Entries from a dataset of interfaces
▼

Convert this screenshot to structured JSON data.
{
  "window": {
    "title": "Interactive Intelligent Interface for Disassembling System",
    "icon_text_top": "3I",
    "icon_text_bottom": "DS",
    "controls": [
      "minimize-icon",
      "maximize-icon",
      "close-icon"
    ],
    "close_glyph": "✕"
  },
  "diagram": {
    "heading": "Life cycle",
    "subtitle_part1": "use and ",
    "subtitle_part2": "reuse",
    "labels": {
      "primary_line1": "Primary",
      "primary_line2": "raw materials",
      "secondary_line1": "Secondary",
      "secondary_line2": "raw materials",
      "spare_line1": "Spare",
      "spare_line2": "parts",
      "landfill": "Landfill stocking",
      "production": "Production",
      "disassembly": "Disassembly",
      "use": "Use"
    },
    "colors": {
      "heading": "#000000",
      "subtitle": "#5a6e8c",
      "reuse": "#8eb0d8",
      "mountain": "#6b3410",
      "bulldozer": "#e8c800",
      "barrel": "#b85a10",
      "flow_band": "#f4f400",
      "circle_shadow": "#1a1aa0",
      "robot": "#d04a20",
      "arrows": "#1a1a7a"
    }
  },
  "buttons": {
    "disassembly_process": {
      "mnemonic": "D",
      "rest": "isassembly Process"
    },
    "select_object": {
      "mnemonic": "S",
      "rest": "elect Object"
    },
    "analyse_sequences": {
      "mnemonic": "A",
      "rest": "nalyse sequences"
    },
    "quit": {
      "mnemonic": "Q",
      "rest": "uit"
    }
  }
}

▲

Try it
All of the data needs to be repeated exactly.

Response to the task
Convert this screenshot to structured JSON data.
{
  "window": {
    "title": "Interactive Intelligent Interface for Disassembling System",
    "icon_text_top": "3I",
    "icon_text_bottom": "DS",
    "controls": [
      "minimize-icon",
      "maximize-icon",
      "close-icon"
    ],
    "close_glyph": "✕"
  },
  "diagram": {
    "heading": "Life cycle",
    "subtitle_part1": "use and ",
    "subtitle_part2": "reuse",
    "labels": {
      "primary_line1": "Primary",
      "primary_line2": "raw materials",
      "secondary_line1": "Secondary",
      "secondary_line2": "raw materials",
      "spare_line1": "Spare",
      "spare_line2": "parts",
      "landfill": "Landfill stocking",
      "production": "Production",
      "disassembly": "Disassembly",
      "use": "Use"
    },
    "colors": {
      "heading": "#000000",
      "subtitle": "#5a6e8c",
      "reuse": "#8eb0d8",
      "mountain": "#6b3410",
      "bulldozer": "#e8c800",
      "barrel": "#b85a10",
      "flow_band": "#f4f400",
      "circle_shadow": "#1a1aa0",
      "robot": "#d04a20",
      "arrows": "#1a1a7a"
    }
  },
  "buttons": {
    "disassembly_process": {
      "mnemonic": "D",
      "rest": "isassembly Process"
    },
    "select_object": {
      "mnemonic": "S",
      "rest": "elect Object"
    },
    "analyse_sequences": {
      "mnemonic": "A",
      "rest": "nalyse sequences"
    },
    "quit": {
      "mnemonic": "Q",
      "rest": "uit"
    }
  }
}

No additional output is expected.